"Lower Aguan River Valley, the Clamor for Land": Film on Displacement and Repressions in Honduras

In his film "Bajo Aguán: Cry for Land", journalist Giorgio Trucchi shows the dangers to which small-scale farmers in the fertile region of Bajo Aguán in the North of Honduras are exposed. Large parts of the area that were supposed to be distributed to small-scale farmers and their families under the agrarian reform got into the hands of the owners of large estates. The film shows that oil palms are now cultivated as monocultures to produce agrofuels.

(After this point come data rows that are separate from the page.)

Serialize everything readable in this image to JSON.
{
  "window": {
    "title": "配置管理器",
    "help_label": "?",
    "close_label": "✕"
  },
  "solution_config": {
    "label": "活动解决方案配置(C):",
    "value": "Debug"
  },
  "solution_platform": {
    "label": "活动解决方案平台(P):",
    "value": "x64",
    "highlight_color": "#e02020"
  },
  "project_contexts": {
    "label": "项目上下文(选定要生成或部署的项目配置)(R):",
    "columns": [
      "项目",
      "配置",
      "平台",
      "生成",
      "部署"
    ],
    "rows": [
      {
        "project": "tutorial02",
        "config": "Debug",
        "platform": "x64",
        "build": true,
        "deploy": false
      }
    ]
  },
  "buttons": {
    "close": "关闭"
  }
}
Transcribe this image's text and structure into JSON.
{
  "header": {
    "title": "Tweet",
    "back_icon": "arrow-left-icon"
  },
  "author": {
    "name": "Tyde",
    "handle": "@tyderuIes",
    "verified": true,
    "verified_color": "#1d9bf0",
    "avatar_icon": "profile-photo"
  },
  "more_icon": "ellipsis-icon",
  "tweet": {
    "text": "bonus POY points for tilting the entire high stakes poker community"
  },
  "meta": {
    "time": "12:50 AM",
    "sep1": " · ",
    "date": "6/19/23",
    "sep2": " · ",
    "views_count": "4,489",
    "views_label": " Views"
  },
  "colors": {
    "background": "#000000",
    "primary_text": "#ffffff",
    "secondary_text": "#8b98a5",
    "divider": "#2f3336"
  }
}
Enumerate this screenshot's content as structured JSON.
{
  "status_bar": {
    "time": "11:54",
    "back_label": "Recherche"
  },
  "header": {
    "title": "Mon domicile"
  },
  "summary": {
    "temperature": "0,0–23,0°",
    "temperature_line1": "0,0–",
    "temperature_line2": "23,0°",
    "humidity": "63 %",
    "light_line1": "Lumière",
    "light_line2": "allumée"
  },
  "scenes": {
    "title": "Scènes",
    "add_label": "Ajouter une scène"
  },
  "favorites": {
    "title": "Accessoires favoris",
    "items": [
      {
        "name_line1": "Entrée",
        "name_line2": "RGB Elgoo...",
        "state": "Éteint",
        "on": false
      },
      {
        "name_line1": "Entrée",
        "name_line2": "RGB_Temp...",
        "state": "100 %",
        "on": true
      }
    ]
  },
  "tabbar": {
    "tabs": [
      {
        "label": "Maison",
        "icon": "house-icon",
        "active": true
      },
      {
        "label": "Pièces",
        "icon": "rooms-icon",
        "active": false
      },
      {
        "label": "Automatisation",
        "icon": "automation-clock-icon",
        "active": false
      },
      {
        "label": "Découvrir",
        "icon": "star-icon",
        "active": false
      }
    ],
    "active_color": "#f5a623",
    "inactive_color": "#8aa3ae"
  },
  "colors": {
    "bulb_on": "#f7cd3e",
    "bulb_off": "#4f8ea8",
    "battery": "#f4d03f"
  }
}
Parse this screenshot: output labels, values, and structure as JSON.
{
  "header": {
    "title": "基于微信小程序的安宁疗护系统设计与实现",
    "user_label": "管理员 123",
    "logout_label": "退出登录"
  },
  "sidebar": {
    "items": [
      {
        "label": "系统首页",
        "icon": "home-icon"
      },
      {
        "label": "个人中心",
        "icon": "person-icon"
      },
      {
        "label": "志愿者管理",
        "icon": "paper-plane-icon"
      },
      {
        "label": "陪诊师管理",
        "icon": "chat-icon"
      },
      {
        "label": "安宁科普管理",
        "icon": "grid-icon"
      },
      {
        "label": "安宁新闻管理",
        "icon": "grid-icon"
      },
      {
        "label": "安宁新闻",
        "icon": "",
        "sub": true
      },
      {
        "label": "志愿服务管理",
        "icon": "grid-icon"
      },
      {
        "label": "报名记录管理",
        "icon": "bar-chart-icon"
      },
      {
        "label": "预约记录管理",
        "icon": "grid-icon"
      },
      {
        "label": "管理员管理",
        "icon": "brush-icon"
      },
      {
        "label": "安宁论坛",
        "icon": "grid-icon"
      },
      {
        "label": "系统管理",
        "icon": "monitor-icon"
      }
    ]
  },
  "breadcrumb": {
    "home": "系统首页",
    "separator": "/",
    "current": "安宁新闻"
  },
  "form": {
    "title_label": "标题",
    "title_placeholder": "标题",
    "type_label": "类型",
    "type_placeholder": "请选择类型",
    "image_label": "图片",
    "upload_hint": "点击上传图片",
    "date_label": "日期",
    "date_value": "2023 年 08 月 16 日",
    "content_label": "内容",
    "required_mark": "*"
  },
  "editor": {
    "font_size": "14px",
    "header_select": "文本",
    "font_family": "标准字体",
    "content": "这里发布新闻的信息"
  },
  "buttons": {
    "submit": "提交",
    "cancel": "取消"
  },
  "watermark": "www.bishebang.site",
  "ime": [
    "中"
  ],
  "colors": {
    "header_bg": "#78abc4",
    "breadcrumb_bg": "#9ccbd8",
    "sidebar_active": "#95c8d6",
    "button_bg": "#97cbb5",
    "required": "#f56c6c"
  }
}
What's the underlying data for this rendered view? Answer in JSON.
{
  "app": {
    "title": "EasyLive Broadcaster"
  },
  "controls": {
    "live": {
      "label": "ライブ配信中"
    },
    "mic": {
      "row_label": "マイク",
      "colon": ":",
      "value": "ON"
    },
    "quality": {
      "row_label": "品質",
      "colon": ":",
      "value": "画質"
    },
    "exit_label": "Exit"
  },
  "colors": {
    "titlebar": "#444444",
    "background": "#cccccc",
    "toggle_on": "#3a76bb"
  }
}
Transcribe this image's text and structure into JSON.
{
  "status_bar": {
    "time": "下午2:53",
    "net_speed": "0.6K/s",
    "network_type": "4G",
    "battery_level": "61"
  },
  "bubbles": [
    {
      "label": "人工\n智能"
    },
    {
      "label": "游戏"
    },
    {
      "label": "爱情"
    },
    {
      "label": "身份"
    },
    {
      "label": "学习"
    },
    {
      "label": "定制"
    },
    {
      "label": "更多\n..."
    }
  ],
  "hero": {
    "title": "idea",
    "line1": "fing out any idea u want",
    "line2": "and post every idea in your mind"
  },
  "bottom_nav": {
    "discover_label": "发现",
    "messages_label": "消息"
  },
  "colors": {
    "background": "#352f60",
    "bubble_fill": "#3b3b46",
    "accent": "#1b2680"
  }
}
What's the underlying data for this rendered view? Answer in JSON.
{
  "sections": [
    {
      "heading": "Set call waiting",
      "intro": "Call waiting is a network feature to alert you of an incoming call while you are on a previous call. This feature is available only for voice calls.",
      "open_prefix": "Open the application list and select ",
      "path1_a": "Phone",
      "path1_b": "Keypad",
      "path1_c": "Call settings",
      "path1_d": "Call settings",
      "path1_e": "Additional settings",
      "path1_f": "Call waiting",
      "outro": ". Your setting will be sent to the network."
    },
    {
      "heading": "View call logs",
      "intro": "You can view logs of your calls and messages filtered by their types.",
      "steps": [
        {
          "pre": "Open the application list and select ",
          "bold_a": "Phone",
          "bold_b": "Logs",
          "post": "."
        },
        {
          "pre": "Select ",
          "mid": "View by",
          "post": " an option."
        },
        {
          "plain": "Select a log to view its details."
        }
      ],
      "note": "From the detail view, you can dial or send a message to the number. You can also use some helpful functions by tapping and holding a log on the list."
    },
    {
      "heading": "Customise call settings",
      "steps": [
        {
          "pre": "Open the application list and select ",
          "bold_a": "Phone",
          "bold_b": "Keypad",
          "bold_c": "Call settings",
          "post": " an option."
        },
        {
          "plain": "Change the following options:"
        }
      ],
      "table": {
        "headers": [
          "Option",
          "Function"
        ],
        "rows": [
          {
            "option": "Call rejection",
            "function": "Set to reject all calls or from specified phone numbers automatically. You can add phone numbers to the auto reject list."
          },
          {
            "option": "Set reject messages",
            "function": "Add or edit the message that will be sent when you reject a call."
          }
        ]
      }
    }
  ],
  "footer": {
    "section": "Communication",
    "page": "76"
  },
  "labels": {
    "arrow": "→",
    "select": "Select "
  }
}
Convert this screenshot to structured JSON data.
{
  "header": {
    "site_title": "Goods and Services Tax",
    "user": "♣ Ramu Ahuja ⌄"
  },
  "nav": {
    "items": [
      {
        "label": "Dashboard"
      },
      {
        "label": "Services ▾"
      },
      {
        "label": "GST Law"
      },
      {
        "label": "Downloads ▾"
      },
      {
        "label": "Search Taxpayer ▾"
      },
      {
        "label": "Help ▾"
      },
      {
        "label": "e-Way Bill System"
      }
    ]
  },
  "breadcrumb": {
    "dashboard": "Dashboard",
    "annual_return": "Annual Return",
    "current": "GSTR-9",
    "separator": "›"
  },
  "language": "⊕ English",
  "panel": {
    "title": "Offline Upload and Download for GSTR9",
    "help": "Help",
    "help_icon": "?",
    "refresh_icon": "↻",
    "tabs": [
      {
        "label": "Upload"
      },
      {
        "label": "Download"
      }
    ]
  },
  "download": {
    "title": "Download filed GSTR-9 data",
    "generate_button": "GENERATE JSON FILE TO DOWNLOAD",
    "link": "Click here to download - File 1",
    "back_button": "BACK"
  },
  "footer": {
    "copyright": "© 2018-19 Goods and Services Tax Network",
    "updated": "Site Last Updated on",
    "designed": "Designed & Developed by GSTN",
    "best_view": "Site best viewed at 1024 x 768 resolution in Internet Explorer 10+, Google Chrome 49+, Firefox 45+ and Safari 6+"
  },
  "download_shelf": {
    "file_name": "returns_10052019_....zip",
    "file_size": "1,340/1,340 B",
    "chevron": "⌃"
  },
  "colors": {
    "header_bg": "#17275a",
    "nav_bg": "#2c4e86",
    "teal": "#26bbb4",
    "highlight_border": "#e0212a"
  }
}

It also shows what kind of repressions small-scale farmers who lay claims on the land are subjected to, including illegal arrests, abduction and even murder, the militarisation of the region and criminalisation of resistance, but also food insecurity, labour conditions close to slavery kind of exploitation, the prohibition of unionisation, or sexual assaults against women. The people affected complain that the perpetrators of human rights violations are not being prosecuted.

"The film is just one example of what happens when in Central America sugar cane, eucalyptus or oil palms are cultivated on a large scale. All these monocultures require a lot of land which is under the control of the owners of large estates", says Trucchi. The consequence is increasing poverty. The oil from the oil palms and the sugar cane mainly serve to produce agrofuels. Major development banks fund such projects. With the abolition of customs on agrofuels and the European Union's decision to increase the percentage of biofuels, there is reason for concern that the pressure on small scale farmers and the displacement of the local population will continue to increase.

Documentary "Bajo Aguán: Grito por la tierra" (with English subtitles: "Lower Aguan river valley, the clamor for land"), by Giorgio Trucchi, Rel-UITA. Director: Ernest Cañada, Alba Sud, Managua


(TW 74, March 2014)